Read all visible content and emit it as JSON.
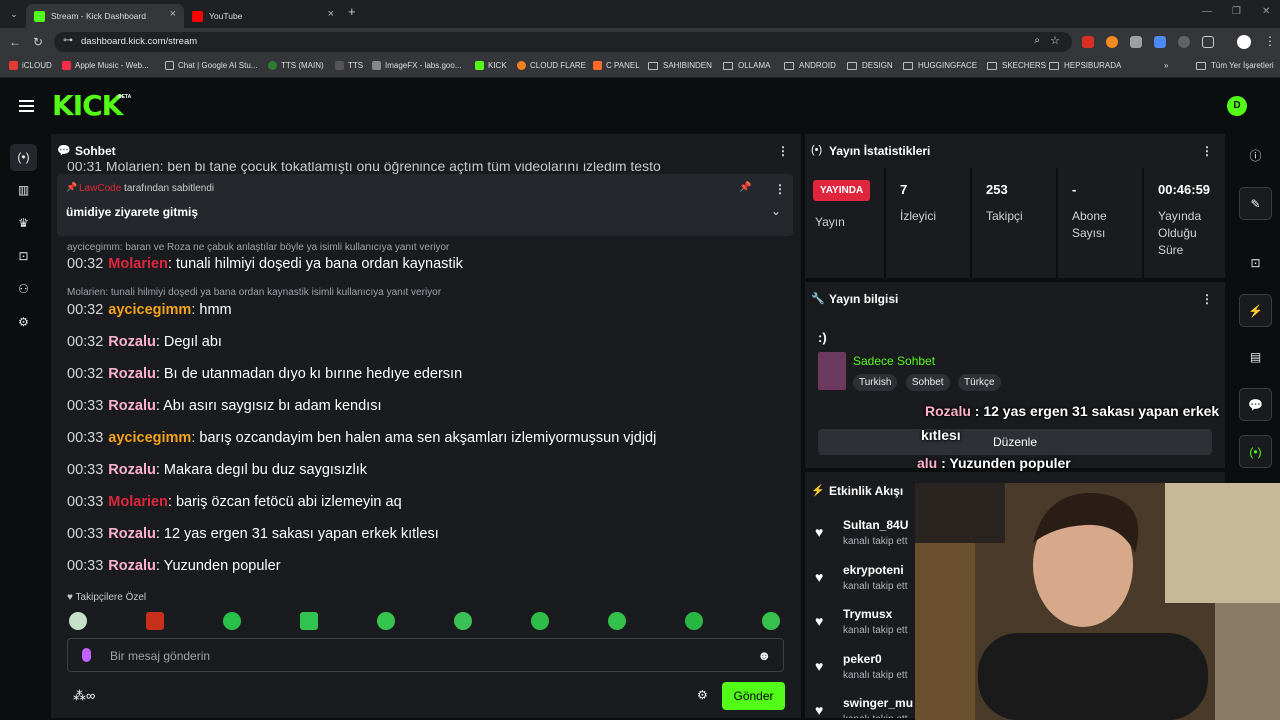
{
  "browser": {
    "tabs": [
      {
        "title": "Stream - Kick Dashboard",
        "color": "#53fc18"
      },
      {
        "title": "YouTube",
        "color": "#ff0000"
      }
    ],
    "url": "dashboard.kick.com/stream",
    "bookmarks": [
      "iCLOUD",
      "Apple Music - Web...",
      "Chat | Google AI Stu...",
      "TTS (MAIN)",
      "TTS",
      "ImageFX - labs.goo...",
      "KICK",
      "CLOUD FLARE",
      "C PANEL",
      "SAHIBINDEN",
      "OLLAMA",
      "ANDROID",
      "DESIGN",
      "HUGGINGFACE",
      "SKECHERS",
      "HEPSIBURADA"
    ],
    "all_bookmarks": "Tüm Yer İşaretleri"
  },
  "app": {
    "logo": "KICK",
    "beta": "BETA",
    "avatar": "D"
  },
  "chat": {
    "title": "Sohbet",
    "cut_line": "00:31 Molarien: ben bi tane çocuk tokatlamıştı onu öğrenince açtım tüm videolarını izledim testo",
    "pinned_by_user": "LawCode",
    "pinned_by_suffix": "tarafından sabitlendi",
    "pinned_message": "ümidiye ziyarete gitmiş",
    "messages": [
      {
        "reply": "aycicegimm: baran ve Roza ne çabuk anlaştılar böyle ya isimli kullanıcıya yanıt veriyor",
        "time": "00:32",
        "user": "Molarien",
        "color": "#e0263e",
        "text": ": tunali hilmiyi doşedi ya bana ordan kaynastik"
      },
      {
        "reply": "Molarien: tunali hilmiyi doşedi ya bana ordan kaynastik isimli kullanıcıya yanıt veriyor",
        "time": "00:32",
        "user": "aycicegimm",
        "color": "#f5a31a",
        "text": ": hmm"
      },
      {
        "time": "00:32",
        "user": "Rozalu",
        "color": "#ffb3cb",
        "text": ": Degıl abı"
      },
      {
        "time": "00:32",
        "user": "Rozalu",
        "color": "#ffb3cb",
        "text": ": Bı de utanmadan dıyo kı bırıne hedıye edersın"
      },
      {
        "time": "00:33",
        "user": "Rozalu",
        "color": "#ffb3cb",
        "text": ": Abı asırı saygısız bı adam kendısı"
      },
      {
        "time": "00:33",
        "user": "aycicegimm",
        "color": "#f5a31a",
        "text": ": barış ozcandayim ben halen ama sen akşamları izlemiyormuşsun vjdjdj"
      },
      {
        "time": "00:33",
        "user": "Rozalu",
        "color": "#ffb3cb",
        "text": ": Makara degıl bu duz saygısızlık"
      },
      {
        "time": "00:33",
        "user": "Molarien",
        "color": "#e0263e",
        "text": ": bariş özcan fetöcü abi izlemeyin aq"
      },
      {
        "time": "00:33",
        "user": "Rozalu",
        "color": "#ffb3cb",
        "text": ": 12 yas ergen 31 sakası yapan erkek kıtlesı"
      },
      {
        "time": "00:33",
        "user": "Rozalu",
        "color": "#ffb3cb",
        "text": ": Yuzunden populer"
      }
    ],
    "followers_only": "Takipçilere Özel",
    "input_placeholder": "Bir mesaj gönderin",
    "send": "Gönder"
  },
  "stats": {
    "title": "Yayın İstatistikleri",
    "live_badge": "YAYINDA",
    "items": [
      {
        "value": "",
        "label": "Yayın"
      },
      {
        "value": "7",
        "label": "İzleyici"
      },
      {
        "value": "253",
        "label": "Takipçi"
      },
      {
        "value": "-",
        "label": "Abone Sayısı"
      },
      {
        "value": "00:46:59",
        "label": "Yayında Olduğu Süre"
      }
    ]
  },
  "info": {
    "title": "Yayın bilgisi",
    "stream_title": ":)",
    "category": "Sadece Sohbet",
    "tags": [
      "Turkish",
      "Sohbet",
      "Türkçe"
    ],
    "edit": "Düzenle"
  },
  "activity": {
    "title": "Etkinlik Akışı",
    "items": [
      {
        "name": "Sultan_84U",
        "sub": "kanalı takip ett"
      },
      {
        "name": "ekrypoteni",
        "sub": "kanalı takip ett"
      },
      {
        "name": "Trymusx",
        "sub": "kanalı takip ett"
      },
      {
        "name": "peker0",
        "sub": "kanalı takip ett"
      },
      {
        "name": "swinger_mu",
        "sub": "kanalı takip ett"
      }
    ]
  },
  "overlay": {
    "l1_name": "Rozalu",
    "l1_text": " : 12 yas ergen 31 sakası yapan erkek",
    "l2_text": "kıtlesı",
    "l3_name": "alu",
    "l3_text": " : Yuzunden populer"
  }
}
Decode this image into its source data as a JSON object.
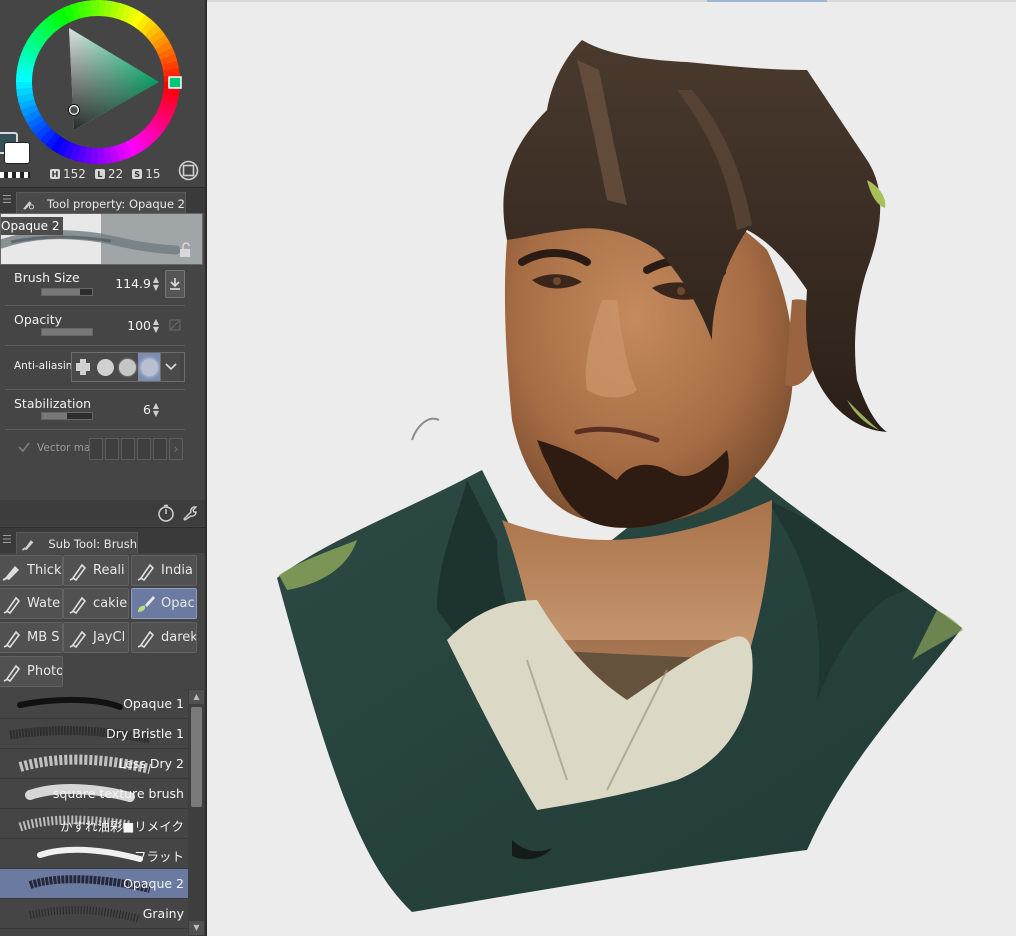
{
  "color_panel": {
    "hls": [
      {
        "key": "H",
        "value": "152"
      },
      {
        "key": "L",
        "value": "22"
      },
      {
        "key": "S",
        "value": "15"
      }
    ],
    "colors": {
      "foreground": "#36505a",
      "background": "#ffffff",
      "selected_hue": "#00c878"
    }
  },
  "tool_property": {
    "tab_label": "Tool property: Opaque 2",
    "preview_name": "Opaque 2",
    "brush_size": {
      "label": "Brush Size",
      "value": "114.9",
      "level": 0.75
    },
    "opacity": {
      "label": "Opacity",
      "value": "100",
      "level": 1.0
    },
    "anti_aliasing": {
      "label": "Anti-aliasing",
      "selected_index": 3
    },
    "stabilization": {
      "label": "Stabilization",
      "value": "6",
      "level": 0.5
    },
    "vector_magnet": {
      "label": "Vector ma"
    }
  },
  "sub_tool": {
    "tab_label": "Sub Tool: Brush",
    "buttons": [
      {
        "label": "Thick",
        "icon": "marker-icon"
      },
      {
        "label": "Reali",
        "icon": "pen-icon"
      },
      {
        "label": "India",
        "icon": "pen-icon"
      },
      {
        "label": "Wate",
        "icon": "pen-icon"
      },
      {
        "label": "cakie",
        "icon": "pen-icon"
      },
      {
        "label": "Opac",
        "icon": "brush-icon",
        "selected": true
      },
      {
        "label": "MB S",
        "icon": "pen-icon"
      },
      {
        "label": "JayCl",
        "icon": "pen-icon"
      },
      {
        "label": "darek",
        "icon": "pen-icon"
      },
      {
        "label": "Photo",
        "icon": "pen-icon"
      }
    ]
  },
  "brush_list": {
    "items": [
      {
        "label": "Opaque 1"
      },
      {
        "label": "Dry Bristle 1"
      },
      {
        "label": "Less Dry 2"
      },
      {
        "label": "square texture brush"
      },
      {
        "label": "かすれ油彩■リメイク"
      },
      {
        "label": "フラット"
      },
      {
        "label": "Opaque 2",
        "selected": true
      },
      {
        "label": "Grainy"
      }
    ]
  },
  "canvas": {
    "artwork": "painted portrait of a bearded man with brown hair in a dark green jacket and white shirt"
  }
}
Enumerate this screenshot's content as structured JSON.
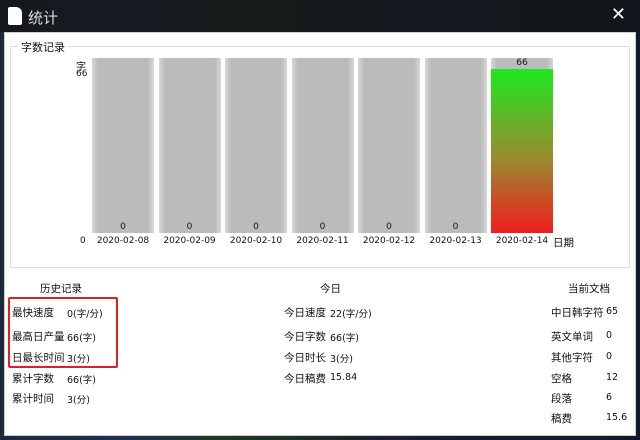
{
  "window": {
    "title": "统计",
    "close_icon": "close-icon"
  },
  "chart_data": {
    "type": "bar",
    "title": "字数记录",
    "ylabel": "字",
    "xlabel": "日期",
    "y_min_label": "0",
    "y_max_label": "66",
    "ylim": [
      0,
      66
    ],
    "categories": [
      "2020-02-08",
      "2020-02-09",
      "2020-02-10",
      "2020-02-11",
      "2020-02-12",
      "2020-02-13",
      "2020-02-14"
    ],
    "values": [
      0,
      0,
      0,
      0,
      0,
      0,
      66
    ],
    "highlight_color_top": "#1ee81e",
    "highlight_color_bottom": "#f01c1c"
  },
  "history": {
    "title": "历史记录",
    "rows": [
      {
        "label": "最快速度",
        "value": "0(字/分)"
      },
      {
        "label": "最高日产量",
        "value": "66(字)"
      },
      {
        "label": "日最长时间",
        "value": "3(分)"
      },
      {
        "label": "累计字数",
        "value": "66(字)"
      },
      {
        "label": "累计时间",
        "value": "3(分)"
      }
    ]
  },
  "today": {
    "title": "今日",
    "rows": [
      {
        "label": "今日速度",
        "value": "22(字/分)"
      },
      {
        "label": "今日字数",
        "value": "66(字)"
      },
      {
        "label": "今日时长",
        "value": "3(分)"
      },
      {
        "label": "今日稿费",
        "value": "15.84"
      }
    ]
  },
  "current_doc": {
    "title": "当前文档",
    "rows": [
      {
        "label": "中日韩字符",
        "value": "65"
      },
      {
        "label": "英文单词",
        "value": "0"
      },
      {
        "label": "其他字符",
        "value": "0"
      },
      {
        "label": "空格",
        "value": "12"
      },
      {
        "label": "段落",
        "value": "6"
      },
      {
        "label": "稿费",
        "value": "15.6"
      }
    ]
  }
}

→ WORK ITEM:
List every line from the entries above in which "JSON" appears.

→ YOUR RESPONSE:
Read all visible content and emit it as JSON.
Decode this image into its source data as a JSON object.
Enumerate this screenshot's content as structured JSON.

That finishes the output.